Data items:
################
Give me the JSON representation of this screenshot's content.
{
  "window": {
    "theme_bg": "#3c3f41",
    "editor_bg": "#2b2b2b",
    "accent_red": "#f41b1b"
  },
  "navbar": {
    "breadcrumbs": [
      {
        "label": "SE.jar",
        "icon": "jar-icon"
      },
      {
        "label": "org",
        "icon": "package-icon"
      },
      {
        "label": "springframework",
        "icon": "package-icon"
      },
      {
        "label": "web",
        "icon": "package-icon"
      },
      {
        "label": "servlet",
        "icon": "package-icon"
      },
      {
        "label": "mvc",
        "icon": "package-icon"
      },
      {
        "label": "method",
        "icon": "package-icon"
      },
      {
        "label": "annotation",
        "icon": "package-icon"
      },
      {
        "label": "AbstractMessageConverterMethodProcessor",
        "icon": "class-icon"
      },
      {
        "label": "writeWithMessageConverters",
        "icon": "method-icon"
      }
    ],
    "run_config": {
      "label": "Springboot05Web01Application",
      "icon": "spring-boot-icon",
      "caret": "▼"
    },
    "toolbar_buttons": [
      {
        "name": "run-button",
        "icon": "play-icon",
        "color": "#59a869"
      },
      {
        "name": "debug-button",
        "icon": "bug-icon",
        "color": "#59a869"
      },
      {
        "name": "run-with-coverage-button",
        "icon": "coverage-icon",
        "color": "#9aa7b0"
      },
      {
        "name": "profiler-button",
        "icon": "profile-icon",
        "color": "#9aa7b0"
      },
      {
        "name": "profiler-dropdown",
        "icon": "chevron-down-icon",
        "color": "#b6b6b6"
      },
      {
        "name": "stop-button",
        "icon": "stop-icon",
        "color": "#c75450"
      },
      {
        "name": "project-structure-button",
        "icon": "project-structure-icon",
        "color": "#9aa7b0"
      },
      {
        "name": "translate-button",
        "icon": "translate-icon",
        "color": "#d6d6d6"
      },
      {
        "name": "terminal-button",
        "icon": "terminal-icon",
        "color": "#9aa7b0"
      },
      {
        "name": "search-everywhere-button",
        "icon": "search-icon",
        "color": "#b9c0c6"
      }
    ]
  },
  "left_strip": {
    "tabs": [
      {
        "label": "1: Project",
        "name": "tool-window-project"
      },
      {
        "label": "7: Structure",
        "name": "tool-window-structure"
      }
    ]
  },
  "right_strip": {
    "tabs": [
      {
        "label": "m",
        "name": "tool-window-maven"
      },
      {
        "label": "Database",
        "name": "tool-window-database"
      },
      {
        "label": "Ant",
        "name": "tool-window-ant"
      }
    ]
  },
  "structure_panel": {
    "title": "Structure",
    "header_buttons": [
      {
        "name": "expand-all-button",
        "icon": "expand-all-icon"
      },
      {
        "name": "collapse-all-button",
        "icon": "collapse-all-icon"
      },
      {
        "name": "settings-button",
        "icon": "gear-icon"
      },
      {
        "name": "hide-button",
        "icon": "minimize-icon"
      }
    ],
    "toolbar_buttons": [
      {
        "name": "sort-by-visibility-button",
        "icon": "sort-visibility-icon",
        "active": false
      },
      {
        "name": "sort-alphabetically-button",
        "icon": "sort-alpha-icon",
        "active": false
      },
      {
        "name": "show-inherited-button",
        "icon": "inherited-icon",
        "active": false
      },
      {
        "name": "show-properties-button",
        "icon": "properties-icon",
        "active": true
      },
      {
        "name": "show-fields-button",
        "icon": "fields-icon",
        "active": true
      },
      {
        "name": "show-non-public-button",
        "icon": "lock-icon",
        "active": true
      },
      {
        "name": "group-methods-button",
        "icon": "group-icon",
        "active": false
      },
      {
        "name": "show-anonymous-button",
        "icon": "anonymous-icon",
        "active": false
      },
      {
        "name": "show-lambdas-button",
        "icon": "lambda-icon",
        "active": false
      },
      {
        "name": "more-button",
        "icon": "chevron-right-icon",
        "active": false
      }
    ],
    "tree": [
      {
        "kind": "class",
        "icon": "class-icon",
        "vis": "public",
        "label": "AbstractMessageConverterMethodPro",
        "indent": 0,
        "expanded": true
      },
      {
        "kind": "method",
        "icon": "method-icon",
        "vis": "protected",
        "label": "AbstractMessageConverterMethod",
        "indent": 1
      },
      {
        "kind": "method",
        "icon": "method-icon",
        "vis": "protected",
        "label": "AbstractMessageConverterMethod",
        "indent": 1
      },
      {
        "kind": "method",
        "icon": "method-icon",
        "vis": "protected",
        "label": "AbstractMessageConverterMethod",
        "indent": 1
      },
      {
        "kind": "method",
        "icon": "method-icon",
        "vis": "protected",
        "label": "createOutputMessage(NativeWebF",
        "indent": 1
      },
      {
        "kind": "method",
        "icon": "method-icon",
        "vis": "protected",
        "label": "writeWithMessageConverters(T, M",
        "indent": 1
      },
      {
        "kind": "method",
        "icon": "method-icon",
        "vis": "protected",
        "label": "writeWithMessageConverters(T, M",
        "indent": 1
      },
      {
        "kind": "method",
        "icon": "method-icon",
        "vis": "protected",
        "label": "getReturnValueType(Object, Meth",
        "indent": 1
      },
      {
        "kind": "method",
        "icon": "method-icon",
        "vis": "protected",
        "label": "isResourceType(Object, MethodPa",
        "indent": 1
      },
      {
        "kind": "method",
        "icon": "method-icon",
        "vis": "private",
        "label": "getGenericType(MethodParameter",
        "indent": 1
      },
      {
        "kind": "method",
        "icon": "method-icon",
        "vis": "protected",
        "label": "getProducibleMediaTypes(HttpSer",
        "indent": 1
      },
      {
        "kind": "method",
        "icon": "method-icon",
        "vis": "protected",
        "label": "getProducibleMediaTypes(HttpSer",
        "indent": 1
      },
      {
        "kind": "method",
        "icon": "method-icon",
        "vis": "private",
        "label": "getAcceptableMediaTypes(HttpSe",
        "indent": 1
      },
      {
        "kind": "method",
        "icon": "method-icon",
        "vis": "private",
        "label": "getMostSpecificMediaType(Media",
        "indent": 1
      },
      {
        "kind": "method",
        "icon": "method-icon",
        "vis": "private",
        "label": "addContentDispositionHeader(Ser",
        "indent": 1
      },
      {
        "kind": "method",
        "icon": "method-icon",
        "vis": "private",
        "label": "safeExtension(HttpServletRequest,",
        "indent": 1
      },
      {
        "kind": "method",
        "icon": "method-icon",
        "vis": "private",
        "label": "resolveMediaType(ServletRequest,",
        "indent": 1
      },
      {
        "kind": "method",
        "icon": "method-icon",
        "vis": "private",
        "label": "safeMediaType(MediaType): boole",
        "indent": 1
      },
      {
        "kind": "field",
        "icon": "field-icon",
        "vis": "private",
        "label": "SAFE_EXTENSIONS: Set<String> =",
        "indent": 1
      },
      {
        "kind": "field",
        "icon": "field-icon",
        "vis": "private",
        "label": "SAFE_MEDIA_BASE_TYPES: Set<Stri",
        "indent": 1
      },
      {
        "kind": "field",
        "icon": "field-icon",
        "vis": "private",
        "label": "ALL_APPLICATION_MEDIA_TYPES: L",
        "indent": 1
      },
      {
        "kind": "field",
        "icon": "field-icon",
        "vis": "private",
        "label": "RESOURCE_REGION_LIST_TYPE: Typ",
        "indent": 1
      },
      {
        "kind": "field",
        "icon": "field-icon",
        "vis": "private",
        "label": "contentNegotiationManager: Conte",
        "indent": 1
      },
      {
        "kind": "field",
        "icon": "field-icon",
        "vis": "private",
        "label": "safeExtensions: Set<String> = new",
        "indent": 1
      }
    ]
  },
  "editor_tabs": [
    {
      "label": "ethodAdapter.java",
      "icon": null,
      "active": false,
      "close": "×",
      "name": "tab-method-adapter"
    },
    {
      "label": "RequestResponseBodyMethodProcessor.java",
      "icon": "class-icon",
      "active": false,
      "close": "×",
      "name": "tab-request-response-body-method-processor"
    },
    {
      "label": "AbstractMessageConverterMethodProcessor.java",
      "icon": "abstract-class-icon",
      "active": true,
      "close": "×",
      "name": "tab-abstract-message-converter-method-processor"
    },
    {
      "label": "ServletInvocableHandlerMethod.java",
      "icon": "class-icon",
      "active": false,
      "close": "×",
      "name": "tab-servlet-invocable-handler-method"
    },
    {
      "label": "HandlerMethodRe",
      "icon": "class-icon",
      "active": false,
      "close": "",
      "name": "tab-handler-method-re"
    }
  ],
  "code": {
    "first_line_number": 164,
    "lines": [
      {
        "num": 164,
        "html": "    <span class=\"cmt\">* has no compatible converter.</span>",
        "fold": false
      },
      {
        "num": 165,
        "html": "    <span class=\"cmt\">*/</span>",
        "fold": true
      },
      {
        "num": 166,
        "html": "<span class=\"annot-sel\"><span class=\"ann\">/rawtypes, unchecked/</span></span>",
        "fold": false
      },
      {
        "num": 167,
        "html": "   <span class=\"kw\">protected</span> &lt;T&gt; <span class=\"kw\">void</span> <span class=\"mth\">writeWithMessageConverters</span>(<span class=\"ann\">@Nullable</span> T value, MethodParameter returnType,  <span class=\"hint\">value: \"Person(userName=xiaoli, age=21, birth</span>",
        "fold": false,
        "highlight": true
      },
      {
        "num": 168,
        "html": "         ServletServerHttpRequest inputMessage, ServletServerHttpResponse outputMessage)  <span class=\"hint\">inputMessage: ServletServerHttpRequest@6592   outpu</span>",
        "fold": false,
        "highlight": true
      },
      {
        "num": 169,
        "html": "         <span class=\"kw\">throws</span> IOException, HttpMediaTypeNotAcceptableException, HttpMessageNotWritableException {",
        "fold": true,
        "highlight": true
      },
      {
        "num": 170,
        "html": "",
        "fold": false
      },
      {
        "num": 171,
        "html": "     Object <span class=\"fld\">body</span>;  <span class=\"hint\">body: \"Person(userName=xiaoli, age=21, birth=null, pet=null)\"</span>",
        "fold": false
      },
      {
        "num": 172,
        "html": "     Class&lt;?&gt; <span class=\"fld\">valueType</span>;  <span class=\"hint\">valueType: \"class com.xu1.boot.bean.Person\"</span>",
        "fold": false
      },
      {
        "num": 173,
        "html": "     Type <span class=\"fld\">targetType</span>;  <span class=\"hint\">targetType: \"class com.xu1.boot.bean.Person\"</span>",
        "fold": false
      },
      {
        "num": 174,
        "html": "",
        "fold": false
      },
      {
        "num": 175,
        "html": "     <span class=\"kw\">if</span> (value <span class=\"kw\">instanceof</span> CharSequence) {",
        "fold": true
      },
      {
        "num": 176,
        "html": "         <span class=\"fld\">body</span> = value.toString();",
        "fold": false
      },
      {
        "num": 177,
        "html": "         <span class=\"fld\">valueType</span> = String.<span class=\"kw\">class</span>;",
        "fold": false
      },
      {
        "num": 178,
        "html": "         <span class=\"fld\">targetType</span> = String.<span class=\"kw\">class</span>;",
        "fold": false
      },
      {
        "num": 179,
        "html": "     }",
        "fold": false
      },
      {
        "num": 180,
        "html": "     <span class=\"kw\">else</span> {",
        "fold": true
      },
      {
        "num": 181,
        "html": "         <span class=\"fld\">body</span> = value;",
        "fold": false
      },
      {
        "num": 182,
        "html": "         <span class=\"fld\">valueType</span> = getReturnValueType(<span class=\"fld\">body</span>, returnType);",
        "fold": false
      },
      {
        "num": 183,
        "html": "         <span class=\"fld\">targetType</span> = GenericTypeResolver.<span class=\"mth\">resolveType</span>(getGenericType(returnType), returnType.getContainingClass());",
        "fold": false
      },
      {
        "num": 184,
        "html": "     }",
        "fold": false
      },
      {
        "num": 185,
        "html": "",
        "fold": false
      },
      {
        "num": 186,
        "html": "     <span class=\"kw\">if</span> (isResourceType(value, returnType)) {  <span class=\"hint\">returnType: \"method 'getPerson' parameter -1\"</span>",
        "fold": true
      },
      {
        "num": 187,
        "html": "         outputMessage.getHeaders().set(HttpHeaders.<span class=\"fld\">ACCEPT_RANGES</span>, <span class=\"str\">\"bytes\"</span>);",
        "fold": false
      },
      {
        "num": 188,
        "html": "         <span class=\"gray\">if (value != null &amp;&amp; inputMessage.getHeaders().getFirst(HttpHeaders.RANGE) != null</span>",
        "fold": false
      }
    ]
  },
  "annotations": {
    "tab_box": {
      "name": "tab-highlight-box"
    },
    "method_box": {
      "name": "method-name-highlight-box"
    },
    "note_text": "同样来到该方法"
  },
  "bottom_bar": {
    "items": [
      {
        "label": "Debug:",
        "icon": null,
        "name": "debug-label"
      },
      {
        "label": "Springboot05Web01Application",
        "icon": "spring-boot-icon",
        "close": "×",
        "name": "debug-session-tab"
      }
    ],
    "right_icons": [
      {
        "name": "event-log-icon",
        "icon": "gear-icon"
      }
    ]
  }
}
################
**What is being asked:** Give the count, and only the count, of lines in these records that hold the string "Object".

**Response area:** 3